I spent tonight at the World Affairs Council here in San Franciso listening to Jay Walsh, Head of Communications at the Wikimedia Foundation, talk about his organization. The talk was titled: “A New Model for Global Collaboration”, and it was a deep dive into the history and size of the Wikimedia Foundation. What I really want to talk about is what brands can get from wikis in general, as well as from Wikipedia, but here are the basic numbers from his presentation:
- 275 languages
- 340M unique visitors in a month
- 100,000 volunteers (about 10% who contribute more than 100 edits a month)
- 5th largest site globally according to ComScore (after Google, Microsoft, Yahoo and Facebook)… and it’s a non-profit
- Over a 1B edits since Wikipedia got started in 2001
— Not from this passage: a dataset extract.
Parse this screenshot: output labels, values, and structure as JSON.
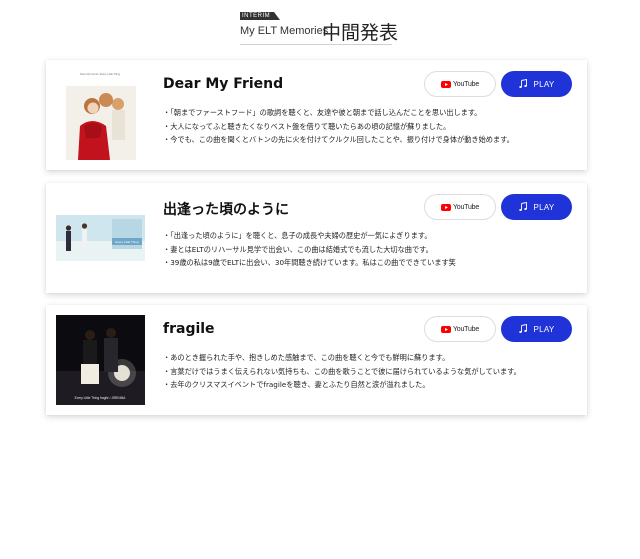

What I think is really interesting is the total number of languages that are covered across the various Wikipedia sites as well as the sheer volume of the articles and edits. We are not talking about straight translations of the English site, but rather unique versions on the same topic area. A simple search of “Nintendo” in both Spanish and English will show that there are differences in both entries, and as Nintendo there is a lot you could learn about cultural and political biases or preferences by looking through these entries. Collaboration tools like wikis across languages can help brands get a very focused idea about what a “neutral” point-of-view believes.
For large global brands like Nintendo, Coca Cola or Sony, organizations can begin to make observations across countries, languages and cultures as they look to bring products or services to new markets. Jay presented a number of studies where Wikipedia in certain languages were broken up based on the type of content that they searched as well as the countries that searched within specific languages. Undoubtedly, a corporation like Procter & Gamble or Pepsi could conduct similar types of studies on a more granular level. Here are a few of the examples that the Wikimedia Foundation have put together from a macro-persepctive.
To take my Nintendo example one step further, the organization could look at how the company and its competitors are percieved across continents and languages. Differences in opinions across games, genres, etc. could result in better content development and marketing campaigns. Console decisions and strategy could be tweaked based on what certain groups look for out of gaming. We are talking about research for marketing, strategy, sales and product development all through wiki analysis.
While we typically advise clients to use Social Media and wikis to manage their brand, I think there are some other very big implications of using wikis specifically. By analyzing this level of data across wikis (which happen to have the advantage of being user-generated and social, while being seen as “neutral” through their unique crowd sourcing style model), a company can take advantage of global brand data that can help them make decisions across a number of topic areas in a very focused manner.